Say Goodbye to Infrared Touchscreens on E Ink eBook Readers
I’ve been keeping an eye on things over on E Ink’s website for anything new ever since they stated in a recent interview that they would be releasing a new generation of ebook reader screens soon that are capable of going up to 100 page turns without needing to do a full page refresh, just partial refresh.
While I haven’t seen anything new about that yet, I did notice something that suggests ebook readers could be transitioning from using infrared touchscreens to capacitive touchscreens. In fact Amazon has already done just that. The Kindle Touch was the only E Ink Kindle to ever use an infrared touchscreen; with the Paperwhite Amazon switched over to a capacitive screen.
That change may be coming to other brands of ebook readers too. Over on E Ink’s website they have a list of all the screen types available for ereaders using Pearl display modules. What’s interesting is that none of the screens listed suggest infrared touchscreens as an option. But capacitive is listed as a built-in option, meaning E Ink ships them with the capacitive layer already applied.
E Ink didn’t used to have that option in the past. Their website states that “Capacitive touch technology utilizes finger swipes, and is placed on top of the display module. E Ink’s touch solutions will not affect the reflectivity of the display.”
This isn’t anything new; E Ink has had that listed on their website all year. But no new major ebook readers have been released yet this year except the Kobo Aura HD, and it has a special screen size that’s not even listed as an option at E Ink, so it’s more of an anomaly.
I have a feeling that this year’s ebook readers will feature capacitive screens instead of infrared. The leaked images of the new Sony PRS-T3 and new Kobo eReader appear to have a screen that is less recessed than earlier models. There is a picture of the new Kobo from an extreme angle (shown above) of the front and the material looks very thin. With infrared touchscreens there needs to be enough space to add the infrared sensors, and it certainly doesn’t appear to have that on the new Kobo.
From a usability standpoint, it doesn’t really make much difference so the transition shouldn’t be a big deal.
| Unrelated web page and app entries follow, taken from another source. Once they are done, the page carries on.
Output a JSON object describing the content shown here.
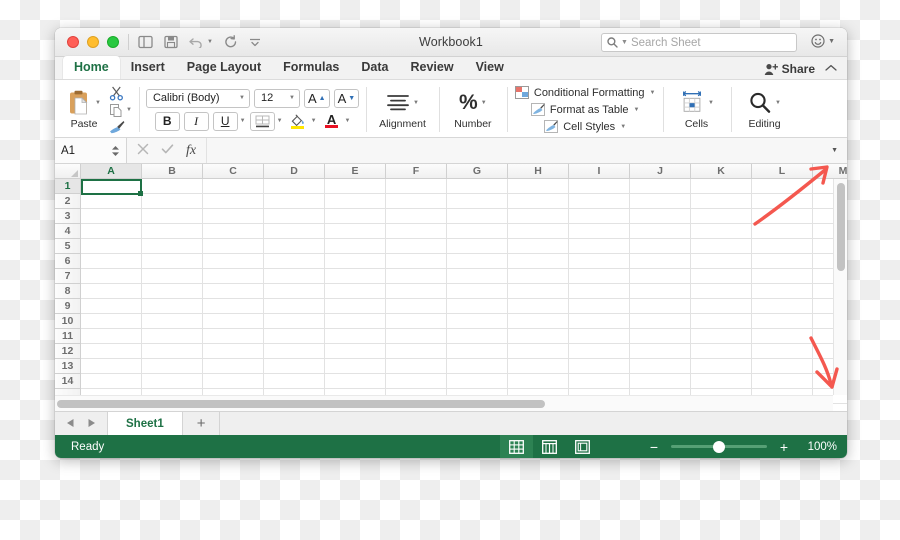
{
  "window": {
    "title": "Workbook1",
    "traffic_lights": [
      "close",
      "minimize",
      "zoom"
    ],
    "quick_access": [
      "sidebar-icon",
      "save-icon",
      "undo-icon",
      "redo-icon",
      "overflow-icon"
    ]
  },
  "search": {
    "placeholder": "Search Sheet",
    "icon": "search-icon"
  },
  "account": {
    "icon": "smiley-face-icon"
  },
  "ribbon_tabs": [
    {
      "label": "Home",
      "active": true
    },
    {
      "label": "Insert",
      "active": false
    },
    {
      "label": "Page Layout",
      "active": false
    },
    {
      "label": "Formulas",
      "active": false
    },
    {
      "label": "Data",
      "active": false
    },
    {
      "label": "Review",
      "active": false
    },
    {
      "label": "View",
      "active": false
    }
  ],
  "share": {
    "label": "Share",
    "icon": "person-add-icon",
    "collapse_icon": "chevron-up-icon"
  },
  "ribbon": {
    "paste": {
      "label": "Paste",
      "icon": "clipboard-icon"
    },
    "clipboard": {
      "cut": "scissors-icon",
      "copy": "copy-icon",
      "format_painter": "paintbrush-icon"
    },
    "font": {
      "family": "Calibri (Body)",
      "size": "12",
      "grow_label": "A",
      "shrink_label": "A",
      "bold": "B",
      "italic": "I",
      "underline": "U",
      "borders_icon": "borders-icon",
      "fill_color": "#ffe600",
      "font_color": "#e81123",
      "fill_icon": "fill-color-icon",
      "font_color_icon": "font-color-icon"
    },
    "alignment": {
      "label": "Alignment",
      "icon": "align-lines-icon"
    },
    "number": {
      "label": "Number",
      "glyph": "%"
    },
    "styles": [
      {
        "label": "Conditional Formatting",
        "icon": "conditional-formatting-icon"
      },
      {
        "label": "Format as Table",
        "icon": "format-as-table-icon"
      },
      {
        "label": "Cell Styles",
        "icon": "cell-styles-icon"
      }
    ],
    "cells": {
      "label": "Cells",
      "icon": "cells-icon"
    },
    "editing": {
      "label": "Editing",
      "icon": "magnifier-icon"
    }
  },
  "formula_bar": {
    "name_box": "A1",
    "cancel_icon": "close-icon",
    "confirm_icon": "check-icon",
    "function_icon": "fx",
    "value": "",
    "expand_icon": "chevron-down-icon"
  },
  "grid": {
    "columns": [
      "A",
      "B",
      "C",
      "D",
      "E",
      "F",
      "G",
      "H",
      "I",
      "J",
      "K",
      "L",
      "M"
    ],
    "rows": [
      "1",
      "2",
      "3",
      "4",
      "5",
      "6",
      "7",
      "8",
      "9",
      "10",
      "11",
      "12",
      "13",
      "14"
    ],
    "selected_cell": "A1",
    "selection_color": "#1e7145"
  },
  "annotations": [
    {
      "name": "arrow-to-scrollbar-top",
      "color": "#f4584f",
      "direction": "up-right"
    },
    {
      "name": "arrow-to-scrollbar-bottom",
      "color": "#f4584f",
      "direction": "down"
    }
  ],
  "sheet_tabs": {
    "prev_icon": "triangle-left-icon",
    "next_icon": "triangle-right-icon",
    "tabs": [
      {
        "label": "Sheet1",
        "active": true
      }
    ],
    "add_label": "+"
  },
  "status_bar": {
    "status": "Ready",
    "views": [
      {
        "name": "normal-view",
        "icon": "grid-view-icon",
        "active": true
      },
      {
        "name": "page-layout-view",
        "icon": "page-layout-icon",
        "active": false
      },
      {
        "name": "page-break-view",
        "icon": "page-break-icon",
        "active": false
      }
    ],
    "zoom_out": "−",
    "zoom_in": "+",
    "zoom_value": "100%",
    "accent_color": "#1e7145"
  }
}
The Kindle Paperwhite’s capacitive touchscreen works well and doesn’t appear to have a negative impact on screen clarity like the old capacitive screens Sony used to use that were highly reflective.